It was his singing which was to the fore on Thanks.
“I really didn't know I had a voice until a couple of years ago,” he said some months before his death. “I'm a WASP . . . but sometimes I feel like I've inherited, uh, sometimes I really feel a burden.”
So his languid but funky version of Toussaint's What Do You Want the Girl to Do which opens the album is right in his zone. Those who only know Scaggs' more smooth-jazz treatment might not immediately warm to it, but its a real grower. It comes with punchy horns and sounds heartfelt.
From there the funk comes through on Honest Man (co-written with Feat's Fred Tackett) where the clavinet echoes Steve Wonder and then it's the peppery soul-funk of his sole composition Two Trains.

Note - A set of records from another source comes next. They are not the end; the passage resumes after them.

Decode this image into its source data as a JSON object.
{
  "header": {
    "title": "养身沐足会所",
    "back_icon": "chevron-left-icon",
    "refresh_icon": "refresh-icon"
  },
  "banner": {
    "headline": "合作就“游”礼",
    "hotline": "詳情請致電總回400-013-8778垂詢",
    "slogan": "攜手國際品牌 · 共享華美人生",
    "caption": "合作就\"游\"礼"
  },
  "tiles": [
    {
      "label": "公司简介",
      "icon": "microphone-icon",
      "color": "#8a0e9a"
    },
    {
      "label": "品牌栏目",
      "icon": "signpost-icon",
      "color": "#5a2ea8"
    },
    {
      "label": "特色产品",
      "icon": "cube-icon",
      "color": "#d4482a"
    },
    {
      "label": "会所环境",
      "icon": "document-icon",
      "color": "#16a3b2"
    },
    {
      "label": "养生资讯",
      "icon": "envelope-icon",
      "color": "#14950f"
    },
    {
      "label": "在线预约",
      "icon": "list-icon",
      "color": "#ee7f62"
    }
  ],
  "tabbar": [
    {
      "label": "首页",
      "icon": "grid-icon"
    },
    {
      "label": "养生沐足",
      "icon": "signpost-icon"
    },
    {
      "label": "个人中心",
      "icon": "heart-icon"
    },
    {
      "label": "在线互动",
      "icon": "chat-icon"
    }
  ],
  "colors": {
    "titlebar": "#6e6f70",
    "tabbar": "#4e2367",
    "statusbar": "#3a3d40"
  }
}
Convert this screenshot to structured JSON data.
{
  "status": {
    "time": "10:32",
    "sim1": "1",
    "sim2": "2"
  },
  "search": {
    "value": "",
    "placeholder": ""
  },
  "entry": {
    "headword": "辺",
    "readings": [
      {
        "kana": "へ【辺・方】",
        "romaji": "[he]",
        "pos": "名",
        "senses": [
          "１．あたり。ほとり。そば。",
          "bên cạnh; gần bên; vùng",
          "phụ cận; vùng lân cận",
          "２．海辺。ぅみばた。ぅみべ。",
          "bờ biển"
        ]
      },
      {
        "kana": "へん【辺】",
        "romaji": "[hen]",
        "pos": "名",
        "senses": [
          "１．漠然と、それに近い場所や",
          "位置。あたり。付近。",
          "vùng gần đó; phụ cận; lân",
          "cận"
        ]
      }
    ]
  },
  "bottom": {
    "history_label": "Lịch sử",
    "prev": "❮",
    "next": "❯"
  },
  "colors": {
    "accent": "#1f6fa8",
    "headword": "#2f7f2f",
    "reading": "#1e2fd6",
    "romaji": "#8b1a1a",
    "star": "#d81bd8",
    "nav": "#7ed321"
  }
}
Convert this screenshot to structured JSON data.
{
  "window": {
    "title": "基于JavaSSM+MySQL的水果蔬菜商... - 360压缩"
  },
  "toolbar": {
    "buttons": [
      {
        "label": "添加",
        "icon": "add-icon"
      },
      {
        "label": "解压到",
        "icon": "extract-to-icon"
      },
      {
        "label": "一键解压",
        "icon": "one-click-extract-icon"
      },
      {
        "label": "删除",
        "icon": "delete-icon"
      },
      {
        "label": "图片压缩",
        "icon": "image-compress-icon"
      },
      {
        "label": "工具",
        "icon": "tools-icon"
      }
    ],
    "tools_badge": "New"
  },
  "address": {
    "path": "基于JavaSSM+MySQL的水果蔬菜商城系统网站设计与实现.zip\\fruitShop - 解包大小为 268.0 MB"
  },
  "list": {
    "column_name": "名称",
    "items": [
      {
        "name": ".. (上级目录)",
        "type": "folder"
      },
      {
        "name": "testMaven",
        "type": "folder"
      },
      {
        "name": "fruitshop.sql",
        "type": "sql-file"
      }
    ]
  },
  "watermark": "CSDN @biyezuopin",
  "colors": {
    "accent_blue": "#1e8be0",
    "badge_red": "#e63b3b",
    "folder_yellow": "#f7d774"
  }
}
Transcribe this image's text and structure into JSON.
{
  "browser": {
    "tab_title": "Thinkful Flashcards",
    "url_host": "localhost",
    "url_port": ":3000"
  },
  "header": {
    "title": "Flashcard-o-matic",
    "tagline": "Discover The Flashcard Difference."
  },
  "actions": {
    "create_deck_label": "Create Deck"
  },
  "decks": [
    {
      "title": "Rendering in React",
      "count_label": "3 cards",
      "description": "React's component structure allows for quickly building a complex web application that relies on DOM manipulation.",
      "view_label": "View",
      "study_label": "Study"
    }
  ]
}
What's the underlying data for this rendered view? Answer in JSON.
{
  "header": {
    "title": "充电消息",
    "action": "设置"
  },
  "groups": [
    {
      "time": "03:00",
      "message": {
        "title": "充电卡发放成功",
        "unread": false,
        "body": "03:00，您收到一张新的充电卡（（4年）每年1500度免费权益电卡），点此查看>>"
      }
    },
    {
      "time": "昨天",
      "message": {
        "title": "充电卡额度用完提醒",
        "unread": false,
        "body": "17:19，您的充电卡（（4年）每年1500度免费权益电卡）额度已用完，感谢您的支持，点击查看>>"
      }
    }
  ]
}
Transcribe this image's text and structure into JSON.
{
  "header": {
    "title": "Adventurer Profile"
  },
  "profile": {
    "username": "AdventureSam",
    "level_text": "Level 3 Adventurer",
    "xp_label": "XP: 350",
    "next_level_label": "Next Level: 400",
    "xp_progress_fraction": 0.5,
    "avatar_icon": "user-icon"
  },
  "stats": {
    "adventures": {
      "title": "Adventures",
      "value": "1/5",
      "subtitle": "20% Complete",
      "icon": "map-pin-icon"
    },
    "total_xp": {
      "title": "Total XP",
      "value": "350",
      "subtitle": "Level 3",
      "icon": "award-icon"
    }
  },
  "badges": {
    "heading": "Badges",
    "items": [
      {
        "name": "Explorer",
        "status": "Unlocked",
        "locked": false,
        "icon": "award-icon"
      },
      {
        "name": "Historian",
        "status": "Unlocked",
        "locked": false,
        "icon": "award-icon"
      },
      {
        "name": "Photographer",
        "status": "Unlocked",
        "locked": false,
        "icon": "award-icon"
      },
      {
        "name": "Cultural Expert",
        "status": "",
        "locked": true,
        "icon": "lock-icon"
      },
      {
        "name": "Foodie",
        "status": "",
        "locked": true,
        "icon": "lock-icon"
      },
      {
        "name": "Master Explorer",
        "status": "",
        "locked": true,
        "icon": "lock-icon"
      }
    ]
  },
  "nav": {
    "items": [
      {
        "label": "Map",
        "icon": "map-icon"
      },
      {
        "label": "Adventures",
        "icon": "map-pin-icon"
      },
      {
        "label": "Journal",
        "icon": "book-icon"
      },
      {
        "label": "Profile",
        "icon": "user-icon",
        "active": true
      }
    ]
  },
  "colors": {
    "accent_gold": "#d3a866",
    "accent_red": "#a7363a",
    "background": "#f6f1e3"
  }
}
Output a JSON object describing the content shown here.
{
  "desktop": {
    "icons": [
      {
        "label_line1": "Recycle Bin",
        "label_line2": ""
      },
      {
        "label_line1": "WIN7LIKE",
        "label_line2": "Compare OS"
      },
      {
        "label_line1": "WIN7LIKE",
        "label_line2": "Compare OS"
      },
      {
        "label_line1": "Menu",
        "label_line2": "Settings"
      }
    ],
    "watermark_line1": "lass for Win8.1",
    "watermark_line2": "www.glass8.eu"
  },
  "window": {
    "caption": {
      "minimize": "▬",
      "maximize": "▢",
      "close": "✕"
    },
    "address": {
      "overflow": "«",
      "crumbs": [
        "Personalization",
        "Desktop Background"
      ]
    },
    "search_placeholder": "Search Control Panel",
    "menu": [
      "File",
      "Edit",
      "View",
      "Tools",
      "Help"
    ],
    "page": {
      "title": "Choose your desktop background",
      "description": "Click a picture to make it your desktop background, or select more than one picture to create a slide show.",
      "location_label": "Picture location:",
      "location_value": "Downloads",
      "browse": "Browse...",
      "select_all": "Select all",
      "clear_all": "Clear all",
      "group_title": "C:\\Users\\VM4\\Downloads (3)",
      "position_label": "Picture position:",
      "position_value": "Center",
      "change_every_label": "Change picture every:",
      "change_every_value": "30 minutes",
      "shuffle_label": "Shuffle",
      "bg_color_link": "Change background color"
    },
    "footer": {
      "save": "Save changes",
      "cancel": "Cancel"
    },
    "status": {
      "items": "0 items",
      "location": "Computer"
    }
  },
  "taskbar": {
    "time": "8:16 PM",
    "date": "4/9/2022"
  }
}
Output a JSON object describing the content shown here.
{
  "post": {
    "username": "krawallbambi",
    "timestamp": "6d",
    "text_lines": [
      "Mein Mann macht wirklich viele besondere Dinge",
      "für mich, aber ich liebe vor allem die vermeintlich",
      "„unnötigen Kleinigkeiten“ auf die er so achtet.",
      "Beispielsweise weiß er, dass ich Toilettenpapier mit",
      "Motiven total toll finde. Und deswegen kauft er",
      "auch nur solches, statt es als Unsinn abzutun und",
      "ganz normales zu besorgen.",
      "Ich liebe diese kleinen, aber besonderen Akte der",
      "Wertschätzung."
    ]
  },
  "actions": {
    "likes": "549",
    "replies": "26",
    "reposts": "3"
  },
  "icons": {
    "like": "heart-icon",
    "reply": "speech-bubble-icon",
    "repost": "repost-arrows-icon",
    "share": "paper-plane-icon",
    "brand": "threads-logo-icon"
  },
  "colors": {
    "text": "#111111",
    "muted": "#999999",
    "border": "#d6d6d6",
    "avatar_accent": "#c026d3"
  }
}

His cover of Can't Stand the Rain is a slow smoldering version with a rare slide solo, and Easy Money slips between blues, funk and a shuffle blues.
But the highpoint is when George takes on the slow and melodically slippery reflection of 20 Million Things (“all the letters never written, all the things I left undone”) where he also manages to sound like Jackson Browne. The studio noise adds an even more human quality to the oblique love song and its tone of lazy regret for all those things to do, “but all I can think about is you”.
After that there's the delightfully escapist and yearning Find a River and the album closes with the retro soft-shoe shuffle of Himmler's Ring.
(On Spotify there is quiet additional track Heartache from the sessions, with Valerie Carter).
Lowell George died the night after a sold-out show in Washington DC and he had been in good spirits, delivering what back-up singer Maxine Dixon said was the best show of the tour. He'd even sung Feat's Roll Um Easy which he rarely did.
His friend Bonnie Raitt (whose Taking My Time album he'd produced) said, “at least he went out happy playing his music to the very end . . .”
“What I always thought was most amazing about Lowell was his diverse musical interests. He was such a damned serious student of so many different kinds of music, from Scottish bagpipes to Tex-Mex to Japanese and other kinds of Oriental music.
“It's not generally known but he also studied Indian music with Ravi Shankar for a long time.
“Lowell showed me the vitality and possibilities in the blues. He could play the blues scale with Lebanese notes inside of it and make it sound like r'n'b soul.”
You can hear this album on Spotify here
Elsewhere occasionally revisits albums -- classics sometimes, but more often oddities or overlooked albums by major artists -- and you can find a number of them starting here